Count the lines that contain the string "title" in the records beneath, and respond with the number only.

RECORDS FOR THE TASK:
————————
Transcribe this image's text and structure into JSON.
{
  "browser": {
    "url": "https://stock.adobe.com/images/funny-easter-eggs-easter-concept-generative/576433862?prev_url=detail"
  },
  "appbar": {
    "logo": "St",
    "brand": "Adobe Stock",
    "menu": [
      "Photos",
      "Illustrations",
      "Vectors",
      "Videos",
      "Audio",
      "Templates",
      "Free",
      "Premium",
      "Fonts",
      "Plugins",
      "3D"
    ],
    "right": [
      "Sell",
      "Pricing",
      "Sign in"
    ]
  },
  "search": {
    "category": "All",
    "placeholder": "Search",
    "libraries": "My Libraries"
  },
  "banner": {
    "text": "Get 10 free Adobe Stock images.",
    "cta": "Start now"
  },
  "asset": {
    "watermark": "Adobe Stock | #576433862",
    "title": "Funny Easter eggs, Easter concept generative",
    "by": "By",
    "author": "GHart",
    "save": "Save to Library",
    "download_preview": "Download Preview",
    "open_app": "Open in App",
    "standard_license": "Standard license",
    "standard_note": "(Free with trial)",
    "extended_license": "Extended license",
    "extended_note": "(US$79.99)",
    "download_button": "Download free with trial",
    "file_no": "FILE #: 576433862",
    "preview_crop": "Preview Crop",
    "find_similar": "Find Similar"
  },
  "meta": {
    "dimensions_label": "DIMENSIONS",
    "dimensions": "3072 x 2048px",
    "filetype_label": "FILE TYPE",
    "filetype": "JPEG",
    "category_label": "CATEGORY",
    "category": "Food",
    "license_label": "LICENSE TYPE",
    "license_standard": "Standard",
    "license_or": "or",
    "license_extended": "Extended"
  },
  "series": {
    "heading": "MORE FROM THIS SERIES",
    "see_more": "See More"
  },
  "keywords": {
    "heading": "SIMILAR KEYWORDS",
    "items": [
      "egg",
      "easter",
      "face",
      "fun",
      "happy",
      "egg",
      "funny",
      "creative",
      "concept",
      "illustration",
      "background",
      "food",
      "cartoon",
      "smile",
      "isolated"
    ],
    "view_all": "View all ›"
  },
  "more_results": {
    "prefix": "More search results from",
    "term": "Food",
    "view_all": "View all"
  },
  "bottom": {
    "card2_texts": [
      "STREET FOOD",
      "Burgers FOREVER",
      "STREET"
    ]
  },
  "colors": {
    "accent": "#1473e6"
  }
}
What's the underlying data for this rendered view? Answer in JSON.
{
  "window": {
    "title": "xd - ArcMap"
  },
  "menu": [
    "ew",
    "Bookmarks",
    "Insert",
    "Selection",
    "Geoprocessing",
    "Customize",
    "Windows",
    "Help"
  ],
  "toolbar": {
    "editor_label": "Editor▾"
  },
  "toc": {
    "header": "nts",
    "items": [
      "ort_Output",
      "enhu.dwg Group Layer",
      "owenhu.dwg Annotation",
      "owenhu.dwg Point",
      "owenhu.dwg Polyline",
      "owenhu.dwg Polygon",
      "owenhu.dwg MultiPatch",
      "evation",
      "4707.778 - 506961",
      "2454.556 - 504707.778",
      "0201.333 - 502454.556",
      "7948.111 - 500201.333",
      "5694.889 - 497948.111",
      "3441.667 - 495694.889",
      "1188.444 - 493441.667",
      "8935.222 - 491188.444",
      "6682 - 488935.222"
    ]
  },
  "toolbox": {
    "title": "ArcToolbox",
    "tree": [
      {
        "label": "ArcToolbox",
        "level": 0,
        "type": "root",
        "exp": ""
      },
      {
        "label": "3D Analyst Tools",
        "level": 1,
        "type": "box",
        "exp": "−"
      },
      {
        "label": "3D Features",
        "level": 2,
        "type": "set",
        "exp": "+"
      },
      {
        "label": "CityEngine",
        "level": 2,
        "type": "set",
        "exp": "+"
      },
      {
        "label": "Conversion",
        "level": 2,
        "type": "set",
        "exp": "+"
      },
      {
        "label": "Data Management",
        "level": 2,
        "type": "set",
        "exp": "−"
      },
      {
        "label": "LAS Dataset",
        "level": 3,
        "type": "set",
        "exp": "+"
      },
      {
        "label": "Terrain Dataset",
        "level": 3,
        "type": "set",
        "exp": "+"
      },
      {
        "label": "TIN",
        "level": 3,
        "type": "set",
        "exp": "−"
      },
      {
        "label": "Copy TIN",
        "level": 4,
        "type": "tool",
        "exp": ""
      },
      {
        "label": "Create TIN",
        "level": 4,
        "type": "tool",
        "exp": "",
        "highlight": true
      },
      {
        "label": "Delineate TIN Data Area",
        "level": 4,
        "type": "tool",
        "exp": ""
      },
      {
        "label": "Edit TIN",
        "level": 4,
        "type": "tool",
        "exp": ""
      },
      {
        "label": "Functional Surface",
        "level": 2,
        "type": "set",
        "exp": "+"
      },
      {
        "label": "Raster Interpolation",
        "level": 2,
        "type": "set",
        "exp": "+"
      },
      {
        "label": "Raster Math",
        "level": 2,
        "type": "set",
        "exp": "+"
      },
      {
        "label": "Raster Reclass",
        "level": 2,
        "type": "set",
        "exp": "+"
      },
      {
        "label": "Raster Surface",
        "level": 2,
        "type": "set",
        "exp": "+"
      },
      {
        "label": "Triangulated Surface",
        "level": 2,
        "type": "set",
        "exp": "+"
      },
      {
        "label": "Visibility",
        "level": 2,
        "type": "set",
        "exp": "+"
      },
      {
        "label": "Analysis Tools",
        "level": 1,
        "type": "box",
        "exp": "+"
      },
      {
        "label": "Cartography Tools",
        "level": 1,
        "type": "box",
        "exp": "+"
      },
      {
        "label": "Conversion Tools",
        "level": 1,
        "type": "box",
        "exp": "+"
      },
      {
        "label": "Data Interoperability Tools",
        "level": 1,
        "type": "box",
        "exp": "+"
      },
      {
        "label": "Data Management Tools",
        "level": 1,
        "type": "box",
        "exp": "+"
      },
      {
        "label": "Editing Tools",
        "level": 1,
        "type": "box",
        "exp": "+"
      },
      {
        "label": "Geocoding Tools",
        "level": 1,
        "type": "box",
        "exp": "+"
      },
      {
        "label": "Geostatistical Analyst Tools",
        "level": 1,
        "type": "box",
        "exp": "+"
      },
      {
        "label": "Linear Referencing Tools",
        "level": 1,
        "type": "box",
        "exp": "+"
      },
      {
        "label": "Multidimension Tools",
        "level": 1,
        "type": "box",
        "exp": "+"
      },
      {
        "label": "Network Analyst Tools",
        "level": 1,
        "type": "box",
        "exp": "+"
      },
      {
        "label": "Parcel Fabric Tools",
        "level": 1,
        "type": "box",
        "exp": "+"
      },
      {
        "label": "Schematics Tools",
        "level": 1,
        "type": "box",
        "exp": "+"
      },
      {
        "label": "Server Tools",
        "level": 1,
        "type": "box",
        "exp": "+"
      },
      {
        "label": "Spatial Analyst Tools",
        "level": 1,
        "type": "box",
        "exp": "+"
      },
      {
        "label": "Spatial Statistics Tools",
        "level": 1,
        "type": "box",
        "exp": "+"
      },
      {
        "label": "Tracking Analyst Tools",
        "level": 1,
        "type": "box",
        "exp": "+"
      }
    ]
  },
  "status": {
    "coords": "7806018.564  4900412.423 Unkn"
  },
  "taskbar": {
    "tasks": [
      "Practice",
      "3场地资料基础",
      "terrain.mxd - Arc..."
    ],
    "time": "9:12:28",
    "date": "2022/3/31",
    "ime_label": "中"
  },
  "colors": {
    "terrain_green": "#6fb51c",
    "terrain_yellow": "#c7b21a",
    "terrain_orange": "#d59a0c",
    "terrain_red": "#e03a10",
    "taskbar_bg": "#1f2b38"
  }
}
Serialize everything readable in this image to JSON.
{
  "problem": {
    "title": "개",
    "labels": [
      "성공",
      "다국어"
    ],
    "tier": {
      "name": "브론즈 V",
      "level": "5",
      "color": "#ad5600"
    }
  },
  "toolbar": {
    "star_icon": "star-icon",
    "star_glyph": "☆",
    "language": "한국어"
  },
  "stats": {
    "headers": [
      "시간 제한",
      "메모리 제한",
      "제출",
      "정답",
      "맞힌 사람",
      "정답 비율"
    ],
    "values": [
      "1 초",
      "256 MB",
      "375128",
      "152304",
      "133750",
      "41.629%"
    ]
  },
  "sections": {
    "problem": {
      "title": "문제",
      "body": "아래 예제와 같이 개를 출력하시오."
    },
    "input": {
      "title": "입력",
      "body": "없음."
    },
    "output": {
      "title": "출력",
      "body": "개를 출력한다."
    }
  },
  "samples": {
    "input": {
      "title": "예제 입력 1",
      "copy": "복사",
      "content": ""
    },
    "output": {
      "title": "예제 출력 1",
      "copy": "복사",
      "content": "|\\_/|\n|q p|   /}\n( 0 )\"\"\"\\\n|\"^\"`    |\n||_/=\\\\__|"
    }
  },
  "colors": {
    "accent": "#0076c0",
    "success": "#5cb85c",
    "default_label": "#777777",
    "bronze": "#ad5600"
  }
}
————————
TASK OUTPUT:
9